mysterious “Japanese” artist uses the pseudonym Ariduka55 on the internet and made illustrations from another totally fantastic world, in which big animals live and evolve alongside “hoomans”. They are totally inspired by our world, but small animals like cats, dogs, rabbits, owls, etc … are as big as a 3-story building.
It seems that the artist likes to draw soft and adorable animals, like pandas, rabbits, dogs, and the like … although it is evident that he adores cats. The atmosphere of his illustrations is always ethereal and peaceful, with narrative elements in the composition.
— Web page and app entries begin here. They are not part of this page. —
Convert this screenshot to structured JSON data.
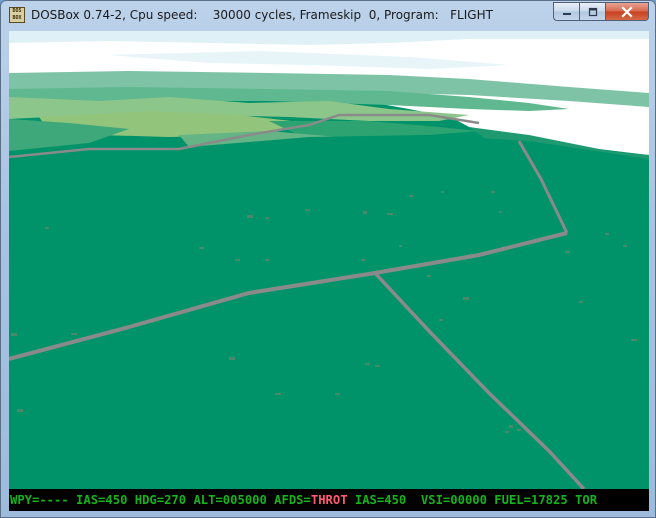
{
  "window": {
    "title": "DOSBox 0.74-2, Cpu speed:    30000 cycles, Frameskip  0, Program:   FLIGHT",
    "icon_name": "dosbox-icon",
    "icon_text": "DOS BOX",
    "buttons": {
      "minimize": "minimize-icon",
      "maximize": "maximize-icon",
      "close": "close-icon"
    }
  },
  "scene": {
    "ground_color": "#00936a",
    "sky_color": "#ffffff",
    "horizon_color": "#3aab68",
    "road_color": "#8a8a8a"
  },
  "hud": {
    "wpy": "WPY=---- ",
    "ias": "IAS=450 ",
    "hdg": "HDG=270 ",
    "alt": "ALT=005000 ",
    "afds_label": "AFDS=",
    "afds_value": "THROT",
    "ias2": " IAS=450  ",
    "vsi": "VSI=00000 ",
    "fuel": "FUEL=17825 ",
    "tor": "TOR",
    "colors": {
      "text": "#15b31c",
      "warning": "#ff5a72",
      "background": "#000000"
    }
  }
}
Many illustrations have soft sunlight filtering through leaves or windows.
By the way, the Japanese have a word for sunlight filtering through the leaves of the trees: komorebi (木 漏 れ 日), which eloquently describes this worldly beauty.
Challenging the human to finish what he has to do.
This cat masters the art of camouflage
This cat does not want to be hugged when its owner comes home
Japanese farmers used to honor wolves and leave offerings to protect their crops from deer and wild boar.
Via: The Lost Wolves Of Japan (Brett L. Walker, 2005)
If you can take a nap on a huge ball of hair, surely you will not be able to finish the job.
They try to get the cat out of its hiding place to get it a home
This Tanuki is actually a raccoon dog, which differs from the common raccoon in certain details, and today they are symbols of generosity in Japan.
Black cats mean good luck in Japan and much of Asia
The fox represents the god Inari, one of the foremost of Shintoism.
Nothing like sleeping with furry friends
The spirits of the dead are believed to take the form of a butterfly when they travel to the next world.
The rabbit in Japan is identified with the Moon
Bluebirds seem to get along well with cats.
Feline hiding from the sun
The cats are said to give good luck, proof of this is the famous figure of the maneki-neko
This hill is actually a Shiba inu dog, a treasure for the Japanese
Owls, like cats, are symbols of good luck and offer protection from suffering
Inoshishi (the boar), is part of the Chinese zodiac signs, and is called the mountain whale.